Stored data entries
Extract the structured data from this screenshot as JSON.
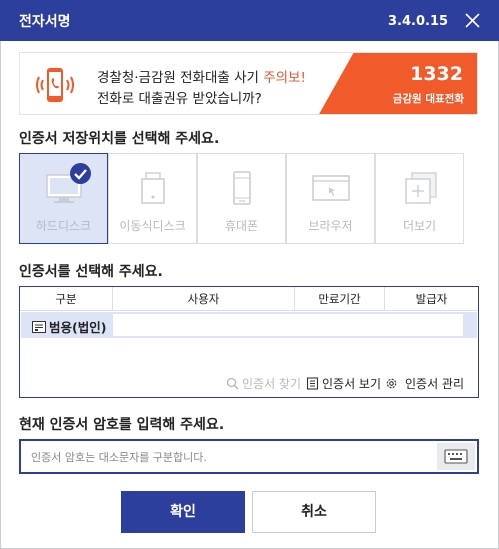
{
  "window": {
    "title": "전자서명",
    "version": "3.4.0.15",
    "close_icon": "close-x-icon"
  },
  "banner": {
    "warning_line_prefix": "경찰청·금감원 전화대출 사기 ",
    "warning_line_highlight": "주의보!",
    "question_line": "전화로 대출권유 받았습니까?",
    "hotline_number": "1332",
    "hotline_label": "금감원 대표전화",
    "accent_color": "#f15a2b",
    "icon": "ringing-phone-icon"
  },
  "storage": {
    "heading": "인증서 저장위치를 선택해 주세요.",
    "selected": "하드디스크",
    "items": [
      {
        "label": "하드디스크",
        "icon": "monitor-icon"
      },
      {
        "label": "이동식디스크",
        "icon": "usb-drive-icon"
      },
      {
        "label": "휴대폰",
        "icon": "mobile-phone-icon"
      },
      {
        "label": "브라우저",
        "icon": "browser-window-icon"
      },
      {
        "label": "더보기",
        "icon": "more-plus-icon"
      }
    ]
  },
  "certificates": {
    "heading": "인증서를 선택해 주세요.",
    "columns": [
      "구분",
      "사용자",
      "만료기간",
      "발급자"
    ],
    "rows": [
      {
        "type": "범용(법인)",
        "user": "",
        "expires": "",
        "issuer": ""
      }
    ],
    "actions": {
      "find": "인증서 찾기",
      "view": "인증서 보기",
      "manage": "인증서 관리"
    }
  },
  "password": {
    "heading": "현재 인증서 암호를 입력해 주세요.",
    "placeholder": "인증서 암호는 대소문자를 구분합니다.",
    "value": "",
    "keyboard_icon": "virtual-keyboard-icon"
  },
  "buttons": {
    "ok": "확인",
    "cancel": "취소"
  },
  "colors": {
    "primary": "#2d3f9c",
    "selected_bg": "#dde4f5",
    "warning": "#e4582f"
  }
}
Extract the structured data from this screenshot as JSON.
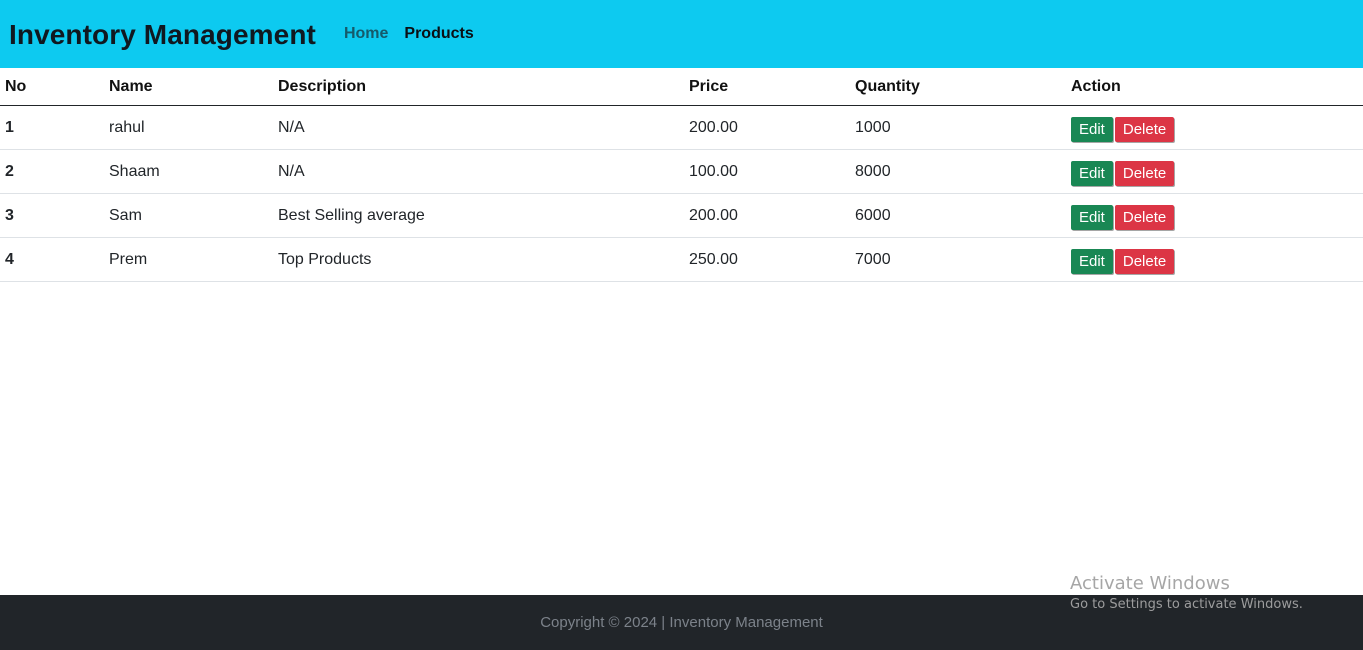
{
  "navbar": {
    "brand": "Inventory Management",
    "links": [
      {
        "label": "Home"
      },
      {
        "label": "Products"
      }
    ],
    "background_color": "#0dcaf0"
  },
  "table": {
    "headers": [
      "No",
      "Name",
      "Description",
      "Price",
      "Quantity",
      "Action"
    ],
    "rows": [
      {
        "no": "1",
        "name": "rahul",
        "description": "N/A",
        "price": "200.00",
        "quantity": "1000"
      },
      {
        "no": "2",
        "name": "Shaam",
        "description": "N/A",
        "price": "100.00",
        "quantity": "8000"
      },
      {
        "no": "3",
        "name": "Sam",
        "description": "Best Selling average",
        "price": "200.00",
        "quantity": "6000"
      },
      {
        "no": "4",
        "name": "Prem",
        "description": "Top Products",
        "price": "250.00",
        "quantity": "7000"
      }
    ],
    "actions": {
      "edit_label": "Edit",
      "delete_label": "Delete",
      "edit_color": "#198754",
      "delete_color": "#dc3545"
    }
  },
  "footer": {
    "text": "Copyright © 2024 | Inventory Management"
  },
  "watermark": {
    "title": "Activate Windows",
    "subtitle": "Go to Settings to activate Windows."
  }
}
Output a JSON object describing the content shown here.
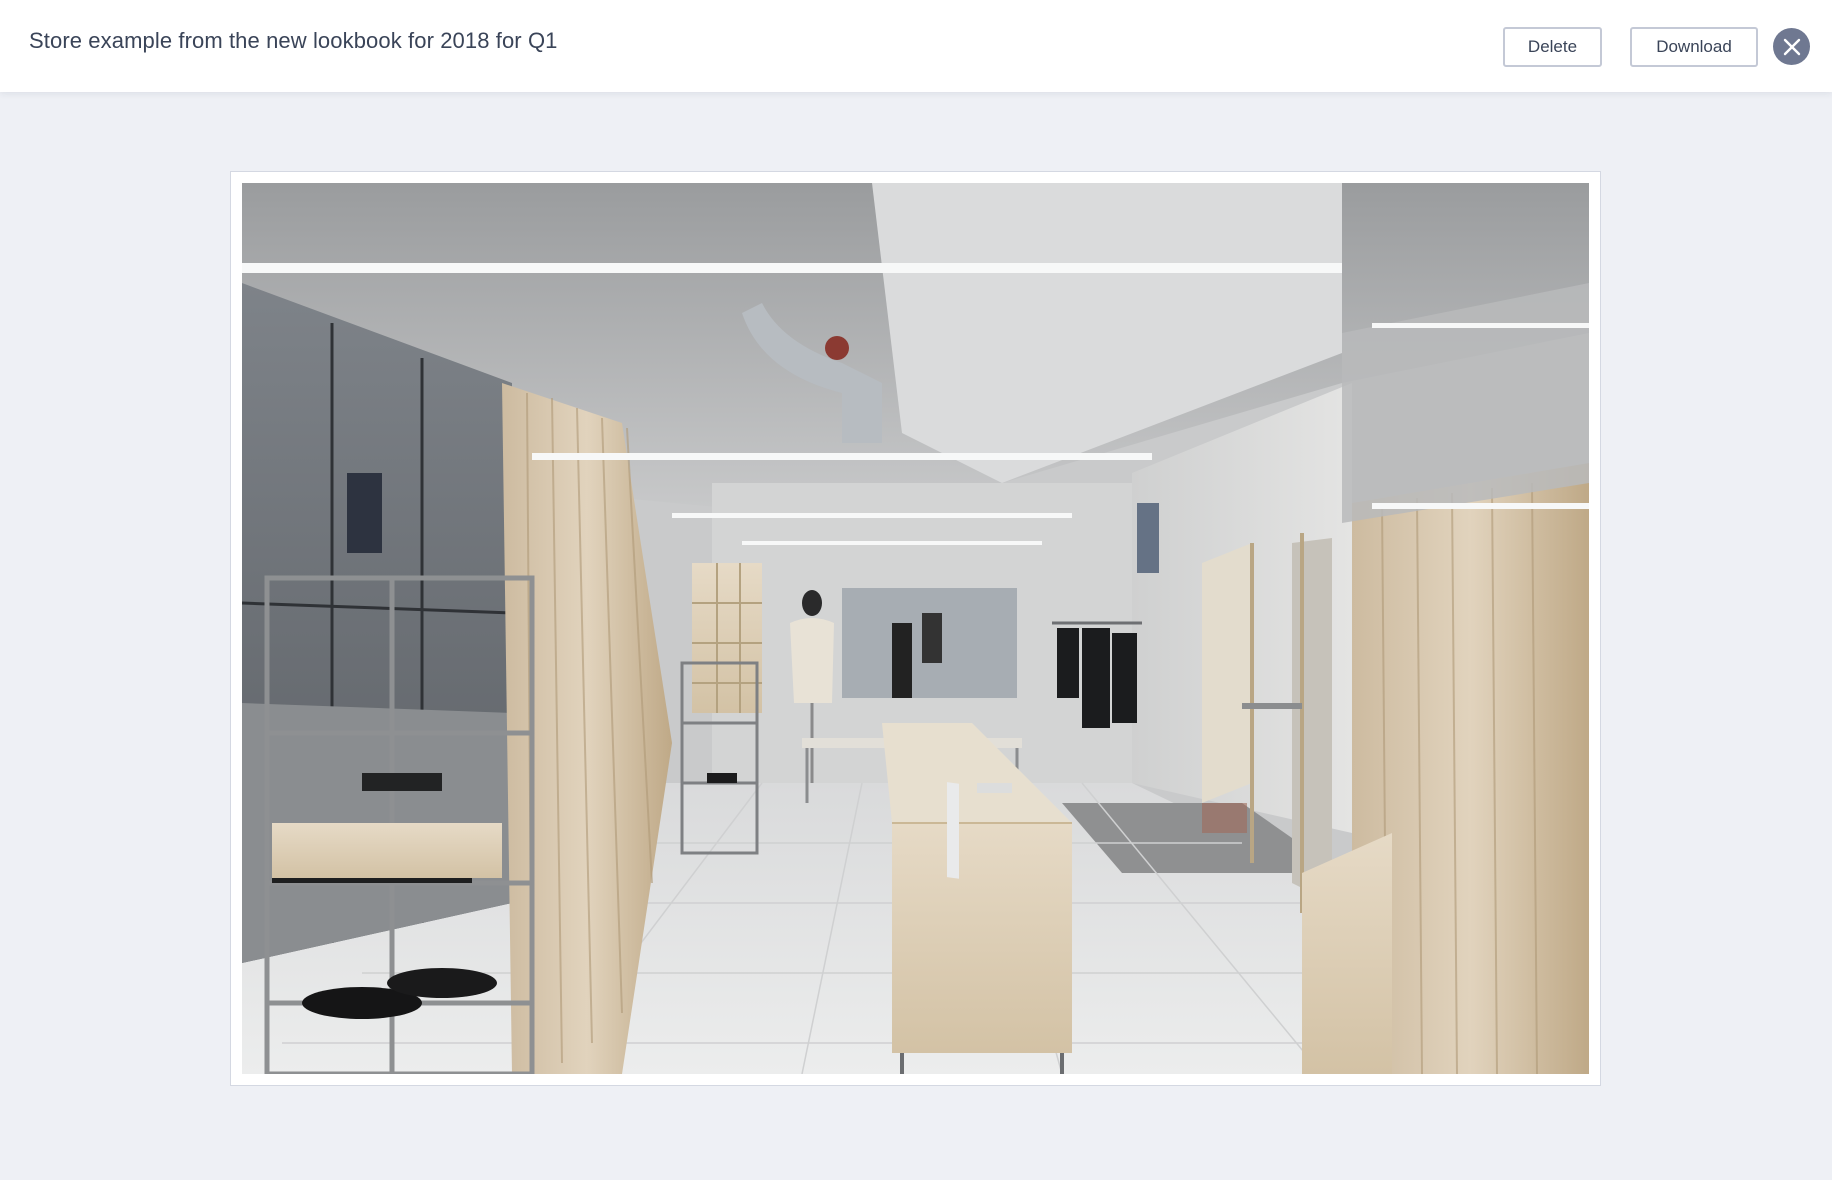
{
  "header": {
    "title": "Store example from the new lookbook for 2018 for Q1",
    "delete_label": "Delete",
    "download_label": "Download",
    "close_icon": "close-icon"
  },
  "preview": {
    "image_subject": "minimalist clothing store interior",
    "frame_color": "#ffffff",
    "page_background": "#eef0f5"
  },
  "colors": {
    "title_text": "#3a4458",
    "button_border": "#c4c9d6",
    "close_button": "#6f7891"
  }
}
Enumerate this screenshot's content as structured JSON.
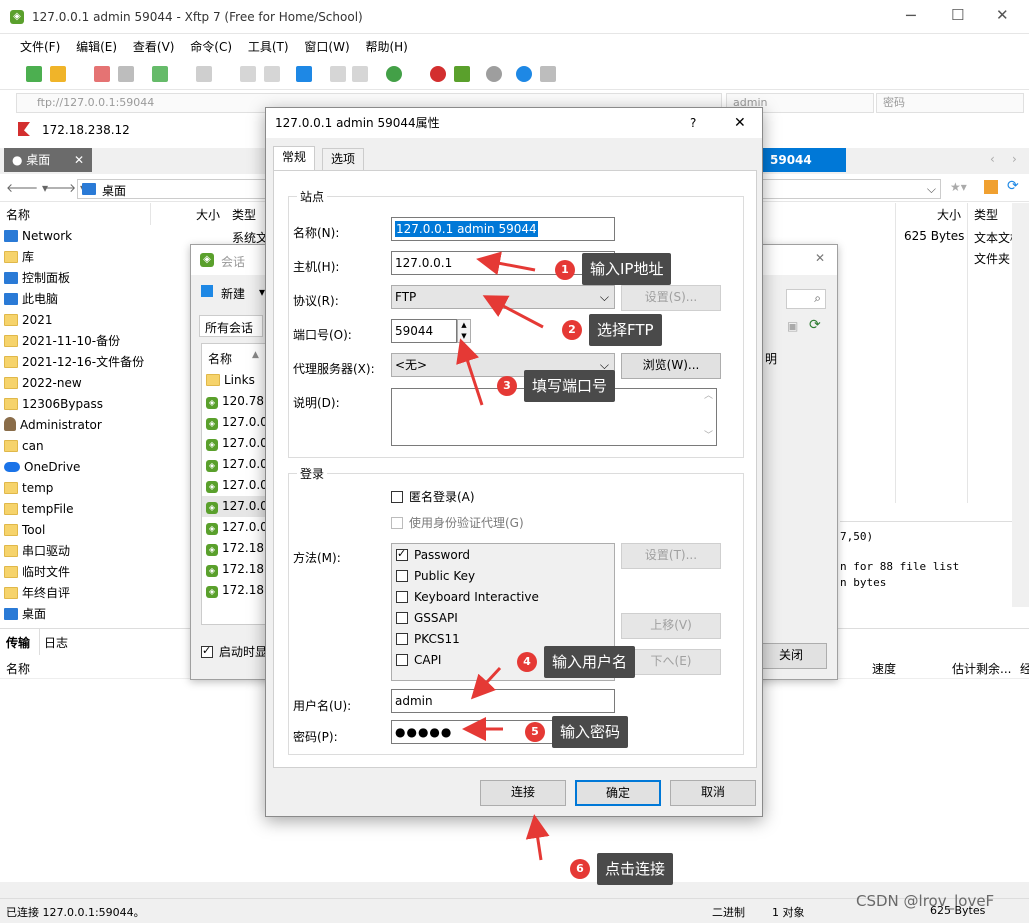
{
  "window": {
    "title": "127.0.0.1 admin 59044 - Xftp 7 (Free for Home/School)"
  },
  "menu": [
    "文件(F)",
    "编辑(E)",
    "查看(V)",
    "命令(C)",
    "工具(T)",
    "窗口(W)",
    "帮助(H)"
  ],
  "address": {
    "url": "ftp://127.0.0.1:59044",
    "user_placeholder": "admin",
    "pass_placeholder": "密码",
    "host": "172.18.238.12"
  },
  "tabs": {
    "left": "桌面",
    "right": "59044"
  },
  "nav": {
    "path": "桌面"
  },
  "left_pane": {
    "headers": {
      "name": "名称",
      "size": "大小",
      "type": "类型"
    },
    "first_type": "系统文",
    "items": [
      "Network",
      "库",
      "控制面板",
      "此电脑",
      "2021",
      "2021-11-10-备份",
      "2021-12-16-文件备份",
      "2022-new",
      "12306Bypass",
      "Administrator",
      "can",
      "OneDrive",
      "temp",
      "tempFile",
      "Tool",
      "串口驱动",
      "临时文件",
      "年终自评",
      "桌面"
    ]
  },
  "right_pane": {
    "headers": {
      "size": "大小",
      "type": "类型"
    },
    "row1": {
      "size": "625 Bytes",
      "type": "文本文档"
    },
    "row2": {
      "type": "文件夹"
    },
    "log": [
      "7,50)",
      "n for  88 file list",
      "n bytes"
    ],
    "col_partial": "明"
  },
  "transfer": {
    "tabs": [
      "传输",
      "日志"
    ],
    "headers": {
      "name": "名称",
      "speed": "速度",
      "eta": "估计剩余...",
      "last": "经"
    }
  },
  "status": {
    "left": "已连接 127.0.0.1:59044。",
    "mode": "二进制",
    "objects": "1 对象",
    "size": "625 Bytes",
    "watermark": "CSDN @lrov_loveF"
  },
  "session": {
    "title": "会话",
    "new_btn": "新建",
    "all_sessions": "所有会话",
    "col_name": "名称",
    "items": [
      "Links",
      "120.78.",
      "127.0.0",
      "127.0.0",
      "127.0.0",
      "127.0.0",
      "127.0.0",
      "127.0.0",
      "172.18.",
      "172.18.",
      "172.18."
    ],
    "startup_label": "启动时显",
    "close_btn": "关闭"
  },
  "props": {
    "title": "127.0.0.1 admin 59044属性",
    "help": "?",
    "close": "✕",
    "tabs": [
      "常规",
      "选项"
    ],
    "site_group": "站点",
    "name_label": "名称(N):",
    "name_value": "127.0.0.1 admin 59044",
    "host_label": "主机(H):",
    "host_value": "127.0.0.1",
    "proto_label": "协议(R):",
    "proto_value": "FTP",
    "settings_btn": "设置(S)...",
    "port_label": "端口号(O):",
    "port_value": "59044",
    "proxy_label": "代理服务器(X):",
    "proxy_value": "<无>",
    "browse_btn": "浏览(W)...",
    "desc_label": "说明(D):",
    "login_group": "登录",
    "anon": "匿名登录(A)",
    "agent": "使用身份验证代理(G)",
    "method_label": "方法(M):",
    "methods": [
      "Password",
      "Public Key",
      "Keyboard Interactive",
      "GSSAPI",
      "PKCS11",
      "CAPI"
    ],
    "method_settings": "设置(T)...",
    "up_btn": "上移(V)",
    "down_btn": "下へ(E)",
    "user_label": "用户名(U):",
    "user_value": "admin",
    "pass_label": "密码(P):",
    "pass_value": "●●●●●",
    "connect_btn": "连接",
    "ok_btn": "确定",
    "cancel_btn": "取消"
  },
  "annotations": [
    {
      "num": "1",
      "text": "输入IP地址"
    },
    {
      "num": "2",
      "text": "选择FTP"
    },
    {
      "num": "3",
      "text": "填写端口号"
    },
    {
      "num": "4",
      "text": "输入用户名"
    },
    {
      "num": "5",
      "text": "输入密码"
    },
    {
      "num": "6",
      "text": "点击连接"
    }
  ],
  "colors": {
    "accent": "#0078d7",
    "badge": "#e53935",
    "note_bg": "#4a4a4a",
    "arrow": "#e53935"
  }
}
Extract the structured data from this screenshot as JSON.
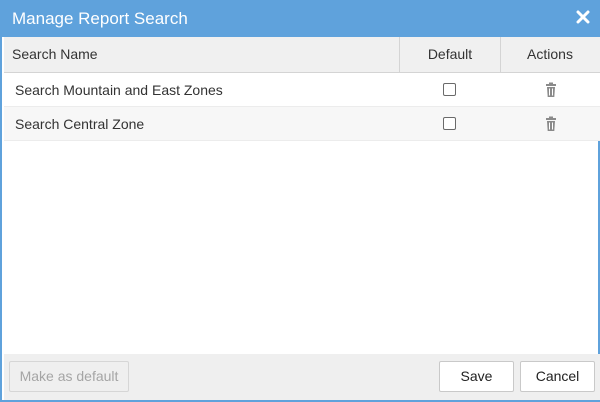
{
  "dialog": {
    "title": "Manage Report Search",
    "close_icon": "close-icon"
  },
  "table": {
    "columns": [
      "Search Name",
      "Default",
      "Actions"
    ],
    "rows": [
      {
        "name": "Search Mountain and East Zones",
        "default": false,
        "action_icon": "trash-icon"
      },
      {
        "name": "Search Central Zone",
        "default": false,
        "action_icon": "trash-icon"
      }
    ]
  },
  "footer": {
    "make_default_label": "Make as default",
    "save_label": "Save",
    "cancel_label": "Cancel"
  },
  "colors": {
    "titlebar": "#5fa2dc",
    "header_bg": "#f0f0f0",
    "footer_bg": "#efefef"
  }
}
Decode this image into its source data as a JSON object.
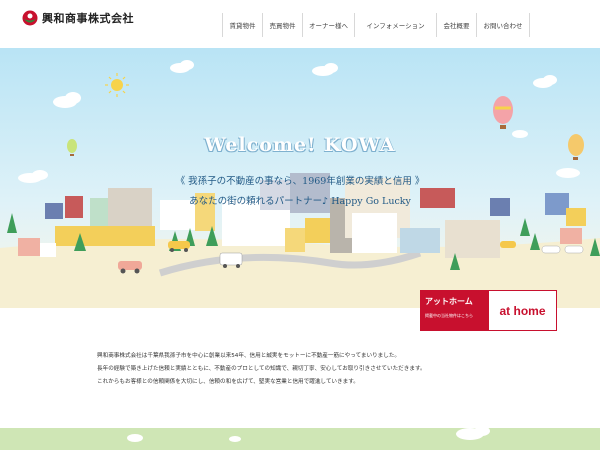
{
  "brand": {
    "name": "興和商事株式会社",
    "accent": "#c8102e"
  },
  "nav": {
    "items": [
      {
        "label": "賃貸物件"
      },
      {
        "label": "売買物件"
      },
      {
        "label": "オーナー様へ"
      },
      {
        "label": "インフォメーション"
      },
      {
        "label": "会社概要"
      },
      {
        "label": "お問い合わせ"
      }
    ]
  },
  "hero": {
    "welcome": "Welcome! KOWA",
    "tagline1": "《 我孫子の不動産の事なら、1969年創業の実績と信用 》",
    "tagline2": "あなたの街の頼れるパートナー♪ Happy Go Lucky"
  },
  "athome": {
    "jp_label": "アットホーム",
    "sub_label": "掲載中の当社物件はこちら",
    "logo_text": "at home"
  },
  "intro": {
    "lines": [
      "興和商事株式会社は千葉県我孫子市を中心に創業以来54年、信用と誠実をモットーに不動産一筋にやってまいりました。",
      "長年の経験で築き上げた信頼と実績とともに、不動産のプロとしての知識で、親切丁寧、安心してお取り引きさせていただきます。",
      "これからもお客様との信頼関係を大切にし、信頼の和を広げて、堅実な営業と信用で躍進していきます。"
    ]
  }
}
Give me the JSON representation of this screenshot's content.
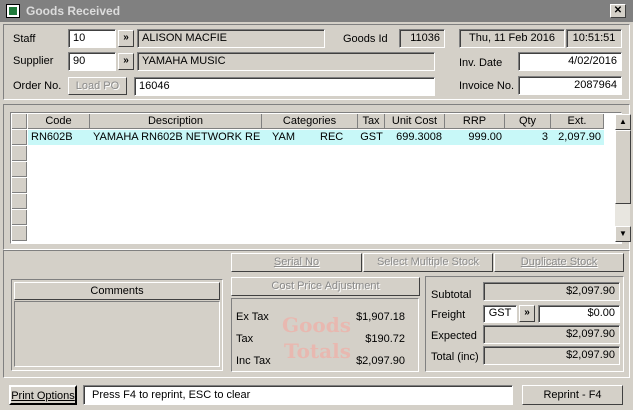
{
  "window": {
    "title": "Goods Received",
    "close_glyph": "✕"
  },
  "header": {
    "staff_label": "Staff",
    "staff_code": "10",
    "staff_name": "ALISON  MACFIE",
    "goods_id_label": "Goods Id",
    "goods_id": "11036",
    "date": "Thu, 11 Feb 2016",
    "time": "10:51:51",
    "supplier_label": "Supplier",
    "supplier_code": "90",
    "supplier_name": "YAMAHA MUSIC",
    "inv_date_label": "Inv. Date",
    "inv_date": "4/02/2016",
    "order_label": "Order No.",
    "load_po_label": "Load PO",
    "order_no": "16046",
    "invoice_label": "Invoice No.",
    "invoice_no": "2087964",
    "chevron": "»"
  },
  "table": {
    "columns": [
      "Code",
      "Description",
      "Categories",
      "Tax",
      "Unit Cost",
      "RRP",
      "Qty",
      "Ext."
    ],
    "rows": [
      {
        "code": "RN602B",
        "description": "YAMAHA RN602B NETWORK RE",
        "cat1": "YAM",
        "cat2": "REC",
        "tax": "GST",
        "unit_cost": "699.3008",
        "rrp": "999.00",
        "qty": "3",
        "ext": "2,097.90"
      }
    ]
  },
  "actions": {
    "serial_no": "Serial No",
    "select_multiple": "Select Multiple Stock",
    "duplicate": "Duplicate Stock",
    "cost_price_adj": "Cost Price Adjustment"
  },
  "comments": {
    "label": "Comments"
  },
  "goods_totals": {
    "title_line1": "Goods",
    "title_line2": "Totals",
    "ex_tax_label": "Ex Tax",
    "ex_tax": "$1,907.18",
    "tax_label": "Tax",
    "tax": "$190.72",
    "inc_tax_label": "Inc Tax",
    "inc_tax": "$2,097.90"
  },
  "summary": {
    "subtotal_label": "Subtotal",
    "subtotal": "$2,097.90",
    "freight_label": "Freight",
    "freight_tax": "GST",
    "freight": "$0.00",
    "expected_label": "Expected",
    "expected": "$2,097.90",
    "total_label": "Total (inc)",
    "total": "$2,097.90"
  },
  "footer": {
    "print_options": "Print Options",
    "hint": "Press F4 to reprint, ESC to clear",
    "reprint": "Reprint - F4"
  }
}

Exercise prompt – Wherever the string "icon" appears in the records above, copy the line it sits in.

Exercise result –
    "close_icon": "close-x-icon"
    "icon": "ringing-phone-icon"
        "icon": "monitor-icon"
        "icon": "usb-drive-icon"
        "icon": "mobile-phone-icon"
        "icon": "browser-window-icon"
        "icon": "more-plus-icon"
    "keyboard_icon": "virtual-keyboard-icon"
    "close_icon": "close-icon"
    "close_icon": "close-icon"
        "action_icon": "trash-icon"
        "action_icon": "trash-icon"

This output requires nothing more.